PROBLEM STATEMENT —
The expected output is each line in the data below that includes the string "Tablets".

DATA EXTRACTS —
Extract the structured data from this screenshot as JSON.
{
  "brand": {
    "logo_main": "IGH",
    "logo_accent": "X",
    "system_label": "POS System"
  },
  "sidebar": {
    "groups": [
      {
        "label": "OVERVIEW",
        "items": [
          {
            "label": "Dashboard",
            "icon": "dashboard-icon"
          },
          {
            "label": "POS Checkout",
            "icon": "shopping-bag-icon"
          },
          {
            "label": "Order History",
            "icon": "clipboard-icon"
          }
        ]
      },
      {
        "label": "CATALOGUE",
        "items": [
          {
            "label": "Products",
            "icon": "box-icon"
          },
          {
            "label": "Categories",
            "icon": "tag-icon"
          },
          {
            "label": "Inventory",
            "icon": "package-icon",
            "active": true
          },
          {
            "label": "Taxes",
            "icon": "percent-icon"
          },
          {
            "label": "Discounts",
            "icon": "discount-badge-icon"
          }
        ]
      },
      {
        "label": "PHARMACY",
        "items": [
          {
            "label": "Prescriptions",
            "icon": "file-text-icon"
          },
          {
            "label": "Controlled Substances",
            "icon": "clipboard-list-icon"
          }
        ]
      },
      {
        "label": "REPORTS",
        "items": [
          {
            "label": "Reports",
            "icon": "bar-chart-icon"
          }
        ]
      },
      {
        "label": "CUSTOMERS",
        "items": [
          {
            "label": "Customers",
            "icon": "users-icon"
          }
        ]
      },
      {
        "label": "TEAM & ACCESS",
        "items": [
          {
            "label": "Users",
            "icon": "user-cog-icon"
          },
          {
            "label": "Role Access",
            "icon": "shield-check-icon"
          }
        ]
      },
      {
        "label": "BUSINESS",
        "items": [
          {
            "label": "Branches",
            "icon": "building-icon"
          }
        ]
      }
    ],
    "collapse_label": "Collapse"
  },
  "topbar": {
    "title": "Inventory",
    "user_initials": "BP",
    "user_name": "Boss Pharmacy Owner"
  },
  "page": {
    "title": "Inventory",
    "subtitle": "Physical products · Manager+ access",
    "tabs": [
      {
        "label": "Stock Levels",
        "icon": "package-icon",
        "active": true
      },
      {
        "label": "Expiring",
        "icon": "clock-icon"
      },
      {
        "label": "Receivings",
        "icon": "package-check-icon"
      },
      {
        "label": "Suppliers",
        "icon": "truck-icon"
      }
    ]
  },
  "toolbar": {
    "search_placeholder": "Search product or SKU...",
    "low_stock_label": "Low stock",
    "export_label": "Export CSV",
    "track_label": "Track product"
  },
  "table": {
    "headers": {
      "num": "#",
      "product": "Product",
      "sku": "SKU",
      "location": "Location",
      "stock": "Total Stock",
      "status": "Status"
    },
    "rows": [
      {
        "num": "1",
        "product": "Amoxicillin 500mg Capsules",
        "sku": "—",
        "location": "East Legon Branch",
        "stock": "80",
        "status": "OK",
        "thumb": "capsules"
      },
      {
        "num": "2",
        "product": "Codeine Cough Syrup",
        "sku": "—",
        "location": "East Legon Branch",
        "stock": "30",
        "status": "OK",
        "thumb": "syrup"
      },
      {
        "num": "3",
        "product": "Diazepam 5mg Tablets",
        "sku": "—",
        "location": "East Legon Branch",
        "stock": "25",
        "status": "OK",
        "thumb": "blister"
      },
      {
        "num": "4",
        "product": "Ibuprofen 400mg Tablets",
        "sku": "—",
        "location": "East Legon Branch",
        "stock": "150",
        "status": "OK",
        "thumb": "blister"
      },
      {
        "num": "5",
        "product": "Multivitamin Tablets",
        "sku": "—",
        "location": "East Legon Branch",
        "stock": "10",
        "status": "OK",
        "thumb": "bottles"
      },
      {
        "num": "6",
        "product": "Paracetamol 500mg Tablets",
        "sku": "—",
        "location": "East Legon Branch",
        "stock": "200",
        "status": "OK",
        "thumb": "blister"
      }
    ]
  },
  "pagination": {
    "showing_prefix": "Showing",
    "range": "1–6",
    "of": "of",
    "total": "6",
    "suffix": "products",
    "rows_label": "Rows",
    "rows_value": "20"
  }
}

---

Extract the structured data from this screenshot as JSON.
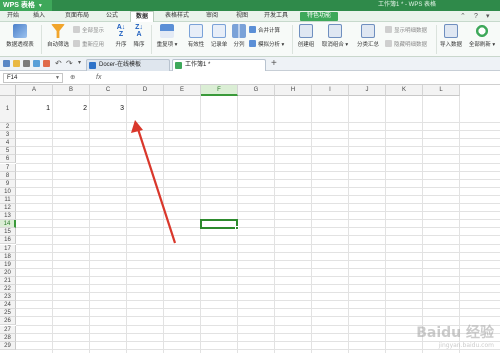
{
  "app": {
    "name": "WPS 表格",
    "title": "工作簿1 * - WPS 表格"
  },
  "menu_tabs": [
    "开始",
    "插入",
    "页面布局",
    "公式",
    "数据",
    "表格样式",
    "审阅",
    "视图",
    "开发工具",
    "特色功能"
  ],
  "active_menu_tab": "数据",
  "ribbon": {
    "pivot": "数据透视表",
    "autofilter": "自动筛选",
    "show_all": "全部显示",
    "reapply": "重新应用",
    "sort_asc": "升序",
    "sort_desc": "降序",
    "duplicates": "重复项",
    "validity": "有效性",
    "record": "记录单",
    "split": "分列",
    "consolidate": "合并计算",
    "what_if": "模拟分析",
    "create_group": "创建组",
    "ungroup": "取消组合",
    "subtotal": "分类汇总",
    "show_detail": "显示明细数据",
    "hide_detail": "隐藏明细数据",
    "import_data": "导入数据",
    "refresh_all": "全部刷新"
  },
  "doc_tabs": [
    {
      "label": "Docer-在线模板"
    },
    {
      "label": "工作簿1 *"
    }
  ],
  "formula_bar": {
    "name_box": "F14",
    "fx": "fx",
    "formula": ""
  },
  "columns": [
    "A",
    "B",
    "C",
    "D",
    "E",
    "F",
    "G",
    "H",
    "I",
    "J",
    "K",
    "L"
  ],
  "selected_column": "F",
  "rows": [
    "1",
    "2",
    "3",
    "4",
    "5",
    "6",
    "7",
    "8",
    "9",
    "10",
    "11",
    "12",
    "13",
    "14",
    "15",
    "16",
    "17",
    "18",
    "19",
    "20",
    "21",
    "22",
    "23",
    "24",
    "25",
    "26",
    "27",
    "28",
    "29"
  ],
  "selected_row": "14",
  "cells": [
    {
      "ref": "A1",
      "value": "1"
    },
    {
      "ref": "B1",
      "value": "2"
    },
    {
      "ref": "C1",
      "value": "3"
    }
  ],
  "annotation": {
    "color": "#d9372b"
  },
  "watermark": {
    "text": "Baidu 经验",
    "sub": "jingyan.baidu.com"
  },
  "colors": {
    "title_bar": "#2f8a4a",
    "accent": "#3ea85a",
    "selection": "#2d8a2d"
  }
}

SOLUTION TO THE EXERCISE —
        "product": "Diazepam 5mg Tablets",
        "product": "Ibuprofen 400mg Tablets",
        "product": "Multivitamin Tablets",
        "product": "Paracetamol 500mg Tablets",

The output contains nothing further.